++++ Available data ++++
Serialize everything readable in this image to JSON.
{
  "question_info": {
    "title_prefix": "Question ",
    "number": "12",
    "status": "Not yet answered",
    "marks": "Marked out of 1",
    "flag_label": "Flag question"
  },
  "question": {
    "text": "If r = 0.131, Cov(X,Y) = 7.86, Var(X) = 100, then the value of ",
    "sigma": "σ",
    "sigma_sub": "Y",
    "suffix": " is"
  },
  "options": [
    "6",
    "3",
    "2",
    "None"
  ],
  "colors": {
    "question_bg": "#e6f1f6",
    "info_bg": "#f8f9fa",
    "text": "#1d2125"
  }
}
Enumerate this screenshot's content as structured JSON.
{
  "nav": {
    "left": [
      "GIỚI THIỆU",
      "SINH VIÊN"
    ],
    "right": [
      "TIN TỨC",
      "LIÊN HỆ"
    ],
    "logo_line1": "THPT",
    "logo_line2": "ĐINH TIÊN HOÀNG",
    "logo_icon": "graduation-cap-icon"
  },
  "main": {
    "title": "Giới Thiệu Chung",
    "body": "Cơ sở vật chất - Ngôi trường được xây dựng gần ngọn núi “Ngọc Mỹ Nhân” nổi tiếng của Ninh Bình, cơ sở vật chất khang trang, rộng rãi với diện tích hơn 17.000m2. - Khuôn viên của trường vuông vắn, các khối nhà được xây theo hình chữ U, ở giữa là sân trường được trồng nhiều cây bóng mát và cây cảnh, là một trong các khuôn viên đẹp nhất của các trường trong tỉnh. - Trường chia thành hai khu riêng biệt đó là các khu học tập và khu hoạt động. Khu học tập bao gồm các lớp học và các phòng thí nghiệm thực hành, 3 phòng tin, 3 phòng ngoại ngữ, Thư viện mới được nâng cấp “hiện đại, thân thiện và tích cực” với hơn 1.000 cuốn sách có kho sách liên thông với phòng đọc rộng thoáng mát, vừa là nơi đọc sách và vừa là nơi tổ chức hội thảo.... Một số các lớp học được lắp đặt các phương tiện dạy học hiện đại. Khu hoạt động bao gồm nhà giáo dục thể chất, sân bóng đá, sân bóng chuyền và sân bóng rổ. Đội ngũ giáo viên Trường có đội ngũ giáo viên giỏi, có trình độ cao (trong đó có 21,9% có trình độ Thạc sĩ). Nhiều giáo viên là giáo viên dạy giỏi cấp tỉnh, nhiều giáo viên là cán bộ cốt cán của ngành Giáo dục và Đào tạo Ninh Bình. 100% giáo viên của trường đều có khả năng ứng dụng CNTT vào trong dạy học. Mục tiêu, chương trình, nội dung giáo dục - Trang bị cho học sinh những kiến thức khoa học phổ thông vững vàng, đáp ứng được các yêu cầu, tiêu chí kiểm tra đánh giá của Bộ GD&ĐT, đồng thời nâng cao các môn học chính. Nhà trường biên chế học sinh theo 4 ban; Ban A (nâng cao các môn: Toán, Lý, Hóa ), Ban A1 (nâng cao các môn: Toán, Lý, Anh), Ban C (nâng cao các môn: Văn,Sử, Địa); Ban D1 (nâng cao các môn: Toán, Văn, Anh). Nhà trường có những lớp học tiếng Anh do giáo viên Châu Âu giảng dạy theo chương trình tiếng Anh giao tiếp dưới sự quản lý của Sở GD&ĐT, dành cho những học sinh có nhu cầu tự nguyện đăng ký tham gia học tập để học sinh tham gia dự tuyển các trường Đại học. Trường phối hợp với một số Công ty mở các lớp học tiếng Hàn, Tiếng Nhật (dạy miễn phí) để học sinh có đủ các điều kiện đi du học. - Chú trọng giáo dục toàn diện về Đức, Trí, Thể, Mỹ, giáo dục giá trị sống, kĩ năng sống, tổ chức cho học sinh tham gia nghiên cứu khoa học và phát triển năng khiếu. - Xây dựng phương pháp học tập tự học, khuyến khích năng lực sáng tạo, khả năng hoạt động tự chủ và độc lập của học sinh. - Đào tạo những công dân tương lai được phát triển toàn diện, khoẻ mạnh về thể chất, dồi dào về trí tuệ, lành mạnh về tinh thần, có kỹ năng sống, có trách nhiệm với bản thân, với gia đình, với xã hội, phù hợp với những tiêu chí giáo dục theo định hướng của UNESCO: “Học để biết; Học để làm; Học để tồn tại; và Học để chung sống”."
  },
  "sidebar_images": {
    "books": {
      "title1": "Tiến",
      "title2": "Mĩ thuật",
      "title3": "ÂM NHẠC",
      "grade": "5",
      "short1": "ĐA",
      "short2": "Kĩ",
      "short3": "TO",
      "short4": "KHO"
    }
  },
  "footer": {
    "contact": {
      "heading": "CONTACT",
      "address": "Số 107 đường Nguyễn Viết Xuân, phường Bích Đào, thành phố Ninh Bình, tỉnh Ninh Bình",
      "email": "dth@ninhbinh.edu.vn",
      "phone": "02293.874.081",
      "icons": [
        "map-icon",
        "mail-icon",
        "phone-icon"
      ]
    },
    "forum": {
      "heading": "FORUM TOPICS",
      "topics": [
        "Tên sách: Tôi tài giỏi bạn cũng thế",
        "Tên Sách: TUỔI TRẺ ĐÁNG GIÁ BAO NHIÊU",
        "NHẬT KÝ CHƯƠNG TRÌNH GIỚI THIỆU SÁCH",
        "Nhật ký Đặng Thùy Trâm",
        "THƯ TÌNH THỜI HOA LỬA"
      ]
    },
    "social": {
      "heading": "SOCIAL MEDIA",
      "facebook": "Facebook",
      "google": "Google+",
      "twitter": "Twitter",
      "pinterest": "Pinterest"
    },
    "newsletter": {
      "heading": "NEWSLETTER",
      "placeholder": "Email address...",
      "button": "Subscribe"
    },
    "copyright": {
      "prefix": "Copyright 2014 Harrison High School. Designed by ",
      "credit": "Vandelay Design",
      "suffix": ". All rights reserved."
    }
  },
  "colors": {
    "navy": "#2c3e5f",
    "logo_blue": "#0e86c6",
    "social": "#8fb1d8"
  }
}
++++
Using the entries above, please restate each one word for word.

Serialize everything readable in this image to JSON.
{
  "question_info": {
    "title_prefix": "Question ",
    "number": "12",
    "status": "Not yet answered",
    "marks": "Marked out of 1",
    "flag_label": "Flag question"
  },
  "question": {
    "text": "If r = 0.131, Cov(X,Y) = 7.86, Var(X) = 100, then the value of ",
    "sigma": "σ",
    "sigma_sub": "Y",
    "suffix": " is"
  },
  "options": [
    "6",
    "3",
    "2",
    "None"
  ],
  "colors": {
    "question_bg": "#e6f1f6",
    "info_bg": "#f8f9fa",
    "text": "#1d2125"
  }
}
Enumerate this screenshot's content as structured JSON.
{
  "nav": {
    "left": [
      "GIỚI THIỆU",
      "SINH VIÊN"
    ],
    "right": [
      "TIN TỨC",
      "LIÊN HỆ"
    ],
    "logo_line1": "THPT",
    "logo_line2": "ĐINH TIÊN HOÀNG",
    "logo_icon": "graduation-cap-icon"
  },
  "main": {
    "title": "Giới Thiệu Chung",
    "body": "Cơ sở vật chất - Ngôi trường được xây dựng gần ngọn núi “Ngọc Mỹ Nhân” nổi tiếng của Ninh Bình, cơ sở vật chất khang trang, rộng rãi với diện tích hơn 17.000m2. - Khuôn viên của trường vuông vắn, các khối nhà được xây theo hình chữ U, ở giữa là sân trường được trồng nhiều cây bóng mát và cây cảnh, là một trong các khuôn viên đẹp nhất của các trường trong tỉnh. - Trường chia thành hai khu riêng biệt đó là các khu học tập và khu hoạt động. Khu học tập bao gồm các lớp học và các phòng thí nghiệm thực hành, 3 phòng tin, 3 phòng ngoại ngữ, Thư viện mới được nâng cấp “hiện đại, thân thiện và tích cực” với hơn 1.000 cuốn sách có kho sách liên thông với phòng đọc rộng thoáng mát, vừa là nơi đọc sách và vừa là nơi tổ chức hội thảo.... Một số các lớp học được lắp đặt các phương tiện dạy học hiện đại. Khu hoạt động bao gồm nhà giáo dục thể chất, sân bóng đá, sân bóng chuyền và sân bóng rổ. Đội ngũ giáo viên Trường có đội ngũ giáo viên giỏi, có trình độ cao (trong đó có 21,9% có trình độ Thạc sĩ). Nhiều giáo viên là giáo viên dạy giỏi cấp tỉnh, nhiều giáo viên là cán bộ cốt cán của ngành Giáo dục và Đào tạo Ninh Bình. 100% giáo viên của trường đều có khả năng ứng dụng CNTT vào trong dạy học. Mục tiêu, chương trình, nội dung giáo dục - Trang bị cho học sinh những kiến thức khoa học phổ thông vững vàng, đáp ứng được các yêu cầu, tiêu chí kiểm tra đánh giá của Bộ GD&ĐT, đồng thời nâng cao các môn học chính. Nhà trường biên chế học sinh theo 4 ban; Ban A (nâng cao các môn: Toán, Lý, Hóa ), Ban A1 (nâng cao các môn: Toán, Lý, Anh), Ban C (nâng cao các môn: Văn,Sử, Địa); Ban D1 (nâng cao các môn: Toán, Văn, Anh). Nhà trường có những lớp học tiếng Anh do giáo viên Châu Âu giảng dạy theo chương trình tiếng Anh giao tiếp dưới sự quản lý của Sở GD&ĐT, dành cho những học sinh có nhu cầu tự nguyện đăng ký tham gia học tập để học sinh tham gia dự tuyển các trường Đại học. Trường phối hợp với một số Công ty mở các lớp học tiếng Hàn, Tiếng Nhật (dạy miễn phí) để học sinh có đủ các điều kiện đi du học. - Chú trọng giáo dục toàn diện về Đức, Trí, Thể, Mỹ, giáo dục giá trị sống, kĩ năng sống, tổ chức cho học sinh tham gia nghiên cứu khoa học và phát triển năng khiếu. - Xây dựng phương pháp học tập tự học, khuyến khích năng lực sáng tạo, khả năng hoạt động tự chủ và độc lập của học sinh. - Đào tạo những công dân tương lai được phát triển toàn diện, khoẻ mạnh về thể chất, dồi dào về trí tuệ, lành mạnh về tinh thần, có kỹ năng sống, có trách nhiệm với bản thân, với gia đình, với xã hội, phù hợp với những tiêu chí giáo dục theo định hướng của UNESCO: “Học để biết; Học để làm; Học để tồn tại; và Học để chung sống”."
  },
  "sidebar_images": {
    "books": {
      "title1": "Tiến",
      "title2": "Mĩ thuật",
      "title3": "ÂM NHẠC",
      "grade": "5",
      "short1": "ĐA",
      "short2": "Kĩ",
      "short3": "TO",
      "short4": "KHO"
    }
  },
  "footer": {
    "contact": {
      "heading": "CONTACT",
      "address": "Số 107 đường Nguyễn Viết Xuân, phường Bích Đào, thành phố Ninh Bình, tỉnh Ninh Bình",
      "email": "dth@ninhbinh.edu.vn",
      "phone": "02293.874.081",
      "icons": [
        "map-icon",
        "mail-icon",
        "phone-icon"
      ]
    },
    "forum": {
      "heading": "FORUM TOPICS",
      "topics": [
        "Tên sách: Tôi tài giỏi bạn cũng thế",
        "Tên Sách: TUỔI TRẺ ĐÁNG GIÁ BAO NHIÊU",
        "NHẬT KÝ CHƯƠNG TRÌNH GIỚI THIỆU SÁCH",
        "Nhật ký Đặng Thùy Trâm",
        "THƯ TÌNH THỜI HOA LỬA"
      ]
    },
    "social": {
      "heading": "SOCIAL MEDIA",
      "facebook": "Facebook",
      "google": "Google+",
      "twitter": "Twitter",
      "pinterest": "Pinterest"
    },
    "newsletter": {
      "heading": "NEWSLETTER",
      "placeholder": "Email address...",
      "button": "Subscribe"
    },
    "copyright": {
      "prefix": "Copyright 2014 Harrison High School. Designed by ",
      "credit": "Vandelay Design",
      "suffix": ". All rights reserved."
    }
  },
  "colors": {
    "navy": "#2c3e5f",
    "logo_blue": "#0e86c6",
    "social": "#8fb1d8"
  }
}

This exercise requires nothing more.